-On this date six years ago, longtime Montreal Expos star Tim Raines was inducted into the National Baseball Hall of Fame in Cooperstown. In his 23-year big league career, Raines was a seven-time All-Star who suited up for 2,502 contests with the Expos, Chicago White Sox, New York Yankees, Oakland A’s, Baltimore Orioles and Florida Marlins. In his 13 seasons with the Expos (1979 to 1990, 2001), Raines set franchise records in runs (947), stolen bases (635), triples (82), walks (793), and singles (1,163). He also ranks second in Expos history in batting average (.301) and hits (1,622). From 1981 to 1987, the fleet-footed outfielder was selected to play in seven consecutive All-Star games and was named the MVP of the 1987 Midsummer Classic. During that same period, he also won a National League batting title in 1986 and topped the Senior Circuit in runs twice (1983, 1987) and in stolen bases four times (1981-84). He finished his career with 808 stolen bases, which ranks fifth in major league history.
-Happy 37th Birthday to former Minnesota Twins left-hander Scott Diamond (Guelph, Ont.)! After signing as an amateur free agent with the Braves in 2008, he’d spend three seasons in the Braves’ organization before being selected by the Twins in the Rule 5 draft in December 2010. He’d make seven starts for the Twins in 2011, prior to enjoying a breakout year in 2012 when he led the Twins with 12 wins and posted a 3.54 ERA in 27 starts, spanning 173 innings. He made 24 more starts for the Twins in 2013 before splitting 2014 between the Twins’ and Cincinnati Reds’ triple-A affiliates. The Canuck lefty would spend 2015 with the Tampa Bay Rays’ triple-A Durham Bulls, where he registered a 3.71 ERA in 150-1/3 innings. He made one appearance for the Blue Jays in 2016 before completing his pro career with the SK Wyverns of the Korea Baseball Organization where he finished 10-7 with a 4.42 ERA in 24 starts.
-This week’s trivia question: Today is Scott Diamond’s birthday. He recorded 19 wins with the Minnesota Twins between 2011 and 2013. Who is the last left-handed Canadian pitcher to earn a win for the Twins? Please provide your answer in the “Comments” section below.

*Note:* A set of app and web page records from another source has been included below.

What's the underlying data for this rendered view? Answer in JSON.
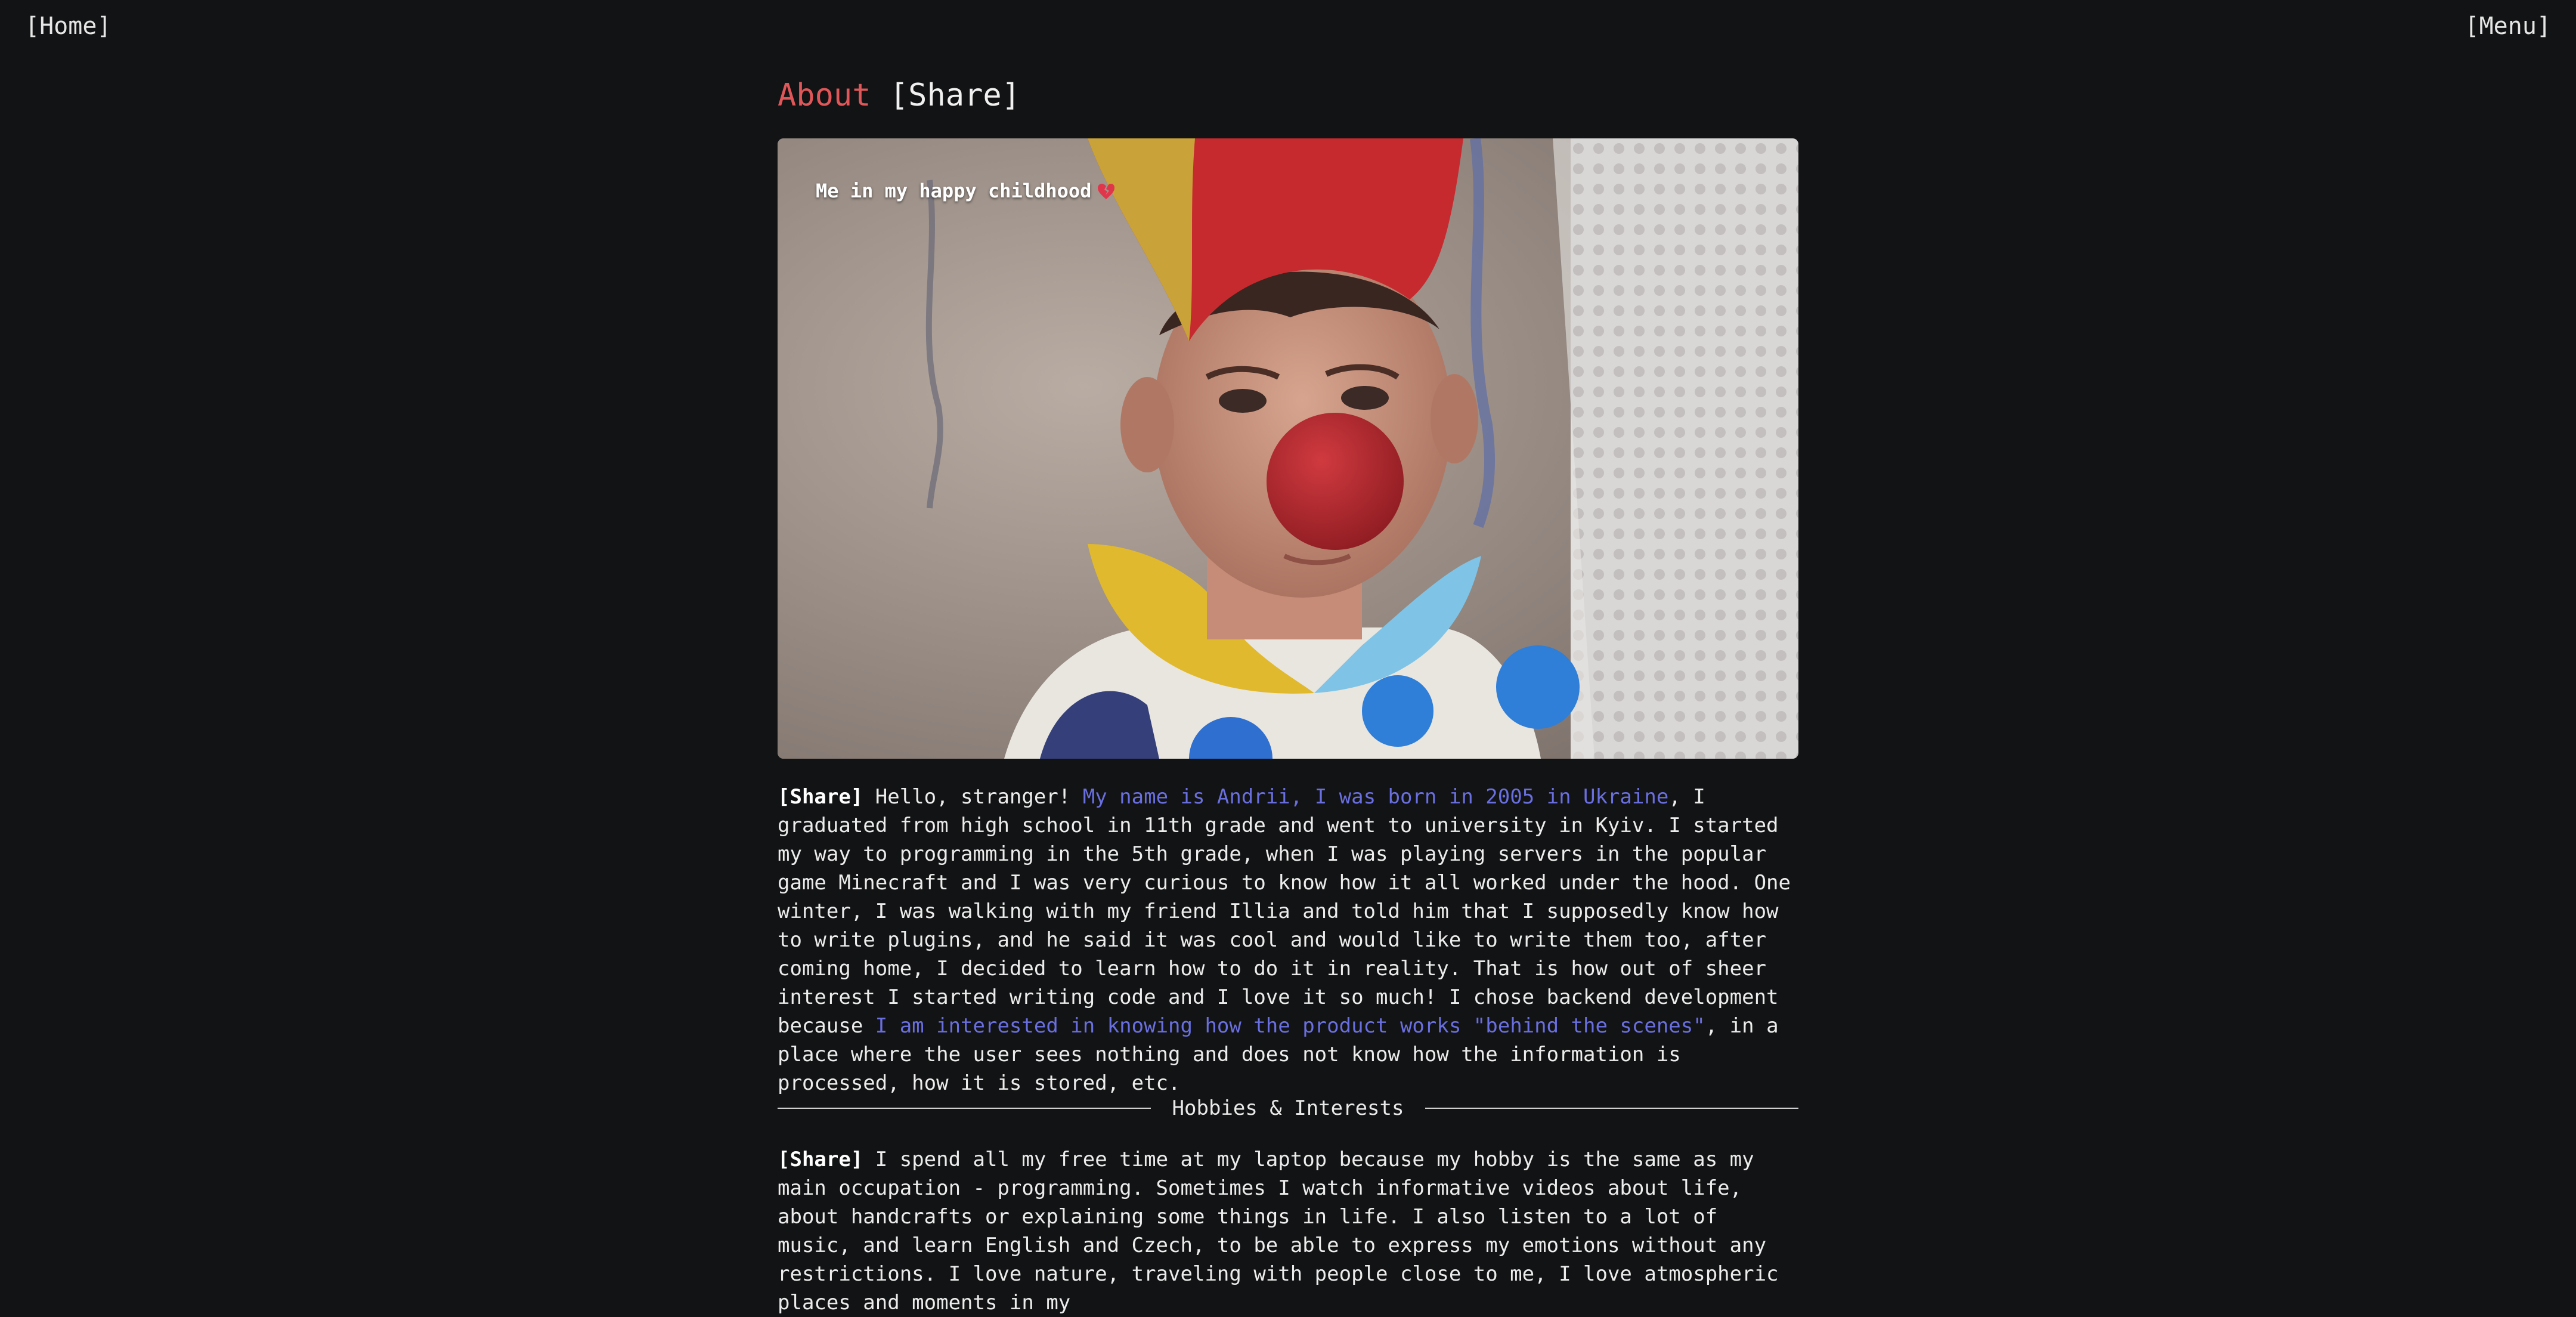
{
  "nav": {
    "home": "[Home]",
    "menu": "[Menu]"
  },
  "heading": {
    "title": "About",
    "share": "[Share]"
  },
  "photo": {
    "caption": "Me in my happy childhood",
    "caption_icon": "broken-heart-icon"
  },
  "about": {
    "share": "[Share]",
    "intro": " Hello, stranger! ",
    "highlight1": "My name is Andrii, I was born in 2005 in Ukraine",
    "body": ", I graduated from high school in 11th grade and went to university in Kyiv. I started my way to programming in the 5th grade, when I was playing servers in the popular game Minecraft and I was very curious to know how it all worked under the hood. One winter, I was walking with my friend Illia and told him that I supposedly know how to write plugins, and he said it was cool and would like to write them too, after coming home, I decided to learn how to do it in reality. That is how out of sheer interest I started writing code and I love it so much! I chose backend development because ",
    "highlight2": "I am interested in knowing how the product works \"behind the scenes\"",
    "tail": ", in a place where the user sees nothing and does not know how the information is processed, how it is stored, etc."
  },
  "divider": {
    "label": "Hobbies & Interests"
  },
  "hobbies": {
    "share": "[Share]",
    "text": " I spend all my free time at my laptop because my hobby is the same as my main occupation - programming. Sometimes I watch informative videos about life, about handcrafts or explaining some things in life. I also listen to a lot of music, and learn English and Czech, to be able to express my emotions without any restrictions. I love nature, traveling with people close to me, I love atmospheric places and moments in my"
  },
  "colors": {
    "background": "#121314",
    "accent": "#e15759",
    "link": "#6a6fe0",
    "text": "#ececec"
  }
}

-The answer to last week’s trivia question (Sparky Anderson managed the International League’s Toronto Maple Leafs in 1964. What future National Baseball Hall of Fame inductee managed the Leafs in 1965? ) was Dick Williams.